A list of self-regulatory organizations (SROs) registered with the SEC can be found at https://www.sec.gov/rules/sro.shtml.

34.

SEC, What We Do, June 2013, at https://www.sec.gov/about/whatwedo.shtml.

35.

Title VIII also gave the Fed and the FSOC limited authority to participate in and override SEC or CFTC regulation of systemically important clearing and settlement systems if they pose risks to financial stability.

36.

For more on government-sponsored enterprises (GSEs) and their regulation, see CRS Report R44525, Fannie Mae and Freddie Mac in Conservatorship: Frequently Asked Questions, by [author name scrubbed].

37.

Federal Housing Finance Agency (FHFA), Report to Congress: 2008 (Revised), at https://www.fhfa.gov/AboutUs/Reports/ReportDocuments/2008_AnnualReportToCongress_N508.pdf.

38.

For more information, see CRS Report R44525, Fannie Mae and Freddie Mac in Conservatorship: Frequently Asked Questions, by [author name scrubbed].

39.

For more information, see CRS Report RS21278, Farm Credit System, by [author name scrubbed].

40.

Remarks by Treasury Secretary Timothy Geithner, "Introducing the Financial Stability Plan," February 10, 2009, https://www.treasury.gov/press-center/press-releases/Pages/tg18.aspx.

41.

The State Liaison Committee is, in turn, made up of representatives of the Conference of State Bank Supervisors, the American Council of State Savings Supervisors, and the National Association of State Credit Union Supervisors.
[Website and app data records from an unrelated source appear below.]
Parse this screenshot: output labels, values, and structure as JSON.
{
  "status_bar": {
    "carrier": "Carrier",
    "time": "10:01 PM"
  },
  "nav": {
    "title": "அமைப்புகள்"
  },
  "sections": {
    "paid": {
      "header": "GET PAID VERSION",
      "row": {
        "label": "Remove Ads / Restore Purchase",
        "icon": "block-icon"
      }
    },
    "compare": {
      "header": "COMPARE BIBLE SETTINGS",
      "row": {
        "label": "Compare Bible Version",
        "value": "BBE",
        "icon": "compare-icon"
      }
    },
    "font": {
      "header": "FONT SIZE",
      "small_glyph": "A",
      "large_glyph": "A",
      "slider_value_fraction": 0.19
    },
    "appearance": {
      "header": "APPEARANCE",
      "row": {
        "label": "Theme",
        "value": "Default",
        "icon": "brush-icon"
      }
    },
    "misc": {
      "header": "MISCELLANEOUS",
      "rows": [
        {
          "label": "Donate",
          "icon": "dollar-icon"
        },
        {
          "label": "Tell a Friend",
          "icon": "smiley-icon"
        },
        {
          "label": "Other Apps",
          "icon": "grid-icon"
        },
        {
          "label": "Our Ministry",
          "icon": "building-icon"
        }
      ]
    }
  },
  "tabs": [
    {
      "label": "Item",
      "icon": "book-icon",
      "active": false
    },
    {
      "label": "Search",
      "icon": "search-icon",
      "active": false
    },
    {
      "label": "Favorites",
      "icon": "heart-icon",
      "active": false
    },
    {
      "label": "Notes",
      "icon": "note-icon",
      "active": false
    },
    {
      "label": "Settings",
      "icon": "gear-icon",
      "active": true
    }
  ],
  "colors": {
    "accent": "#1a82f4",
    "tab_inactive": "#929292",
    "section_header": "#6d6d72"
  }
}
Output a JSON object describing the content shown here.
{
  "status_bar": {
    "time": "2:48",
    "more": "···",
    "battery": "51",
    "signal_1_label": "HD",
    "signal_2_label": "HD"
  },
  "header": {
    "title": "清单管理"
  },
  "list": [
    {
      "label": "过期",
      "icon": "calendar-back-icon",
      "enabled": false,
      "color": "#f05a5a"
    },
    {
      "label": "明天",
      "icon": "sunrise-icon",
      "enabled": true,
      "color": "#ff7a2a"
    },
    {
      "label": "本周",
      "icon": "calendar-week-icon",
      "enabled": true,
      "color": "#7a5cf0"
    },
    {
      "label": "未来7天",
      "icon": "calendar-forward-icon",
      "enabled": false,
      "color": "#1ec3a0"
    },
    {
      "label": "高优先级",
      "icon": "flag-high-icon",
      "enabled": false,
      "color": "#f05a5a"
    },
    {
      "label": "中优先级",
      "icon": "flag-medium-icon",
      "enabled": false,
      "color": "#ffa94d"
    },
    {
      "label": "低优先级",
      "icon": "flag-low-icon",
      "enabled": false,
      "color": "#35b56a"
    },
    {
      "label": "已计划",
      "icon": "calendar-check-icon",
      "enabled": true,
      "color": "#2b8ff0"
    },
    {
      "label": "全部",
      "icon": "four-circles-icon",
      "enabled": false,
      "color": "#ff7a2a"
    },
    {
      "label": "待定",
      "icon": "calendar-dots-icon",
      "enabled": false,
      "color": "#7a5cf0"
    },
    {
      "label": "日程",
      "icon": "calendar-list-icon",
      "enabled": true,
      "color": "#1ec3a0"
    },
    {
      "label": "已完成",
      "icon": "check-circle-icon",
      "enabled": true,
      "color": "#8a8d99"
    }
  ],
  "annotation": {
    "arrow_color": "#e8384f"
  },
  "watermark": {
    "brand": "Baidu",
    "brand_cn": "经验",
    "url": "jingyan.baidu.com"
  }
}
42.

This section was written by [author name scrubbed], specialist in Financial Economics.

43.

For more information, see CRS In Focus IF10043, Introduction to Financial Services: Insurance Regulation, by [author name scrubbed].

44.

Statistics are for FDIC-insured institutions. Federal Deposit Insurance Corporation, Quarterly Banking Profile, December 2016, at https://www.fdic.gov/bank/analytical/qbp/2016dec/qbp.pdf.

45.

Thomas Lee Hazen, Treatise on the Law of Securities Regulation (Thomson Reuters, 2015), Chapter 8.1.

46.

Michael Barr et al., Financial Regulation: Law and Policy (St. Paul: Foundation Press, 2016), Chapter 2.1.

47.

GAO, Financial Regulation, GAO-16-175, February 2016, at https://www.gao.gov/assets/680/675400.pdf.

48.

For more information, see CRS In Focus IF10129, Introduction to Financial Services: International Supervision, by [author name scrubbed].

49.

As noted above, the insurance industry is primarily regulated at the state level. The Dodd-Frank Act created the Federal Insurance Office, in part, to act as the U.S. representative in these international fora. See CRS Report R44820, Selected International Insurance Issues in the 115th Congress, by [author name scrubbed] and [author name scrubbed].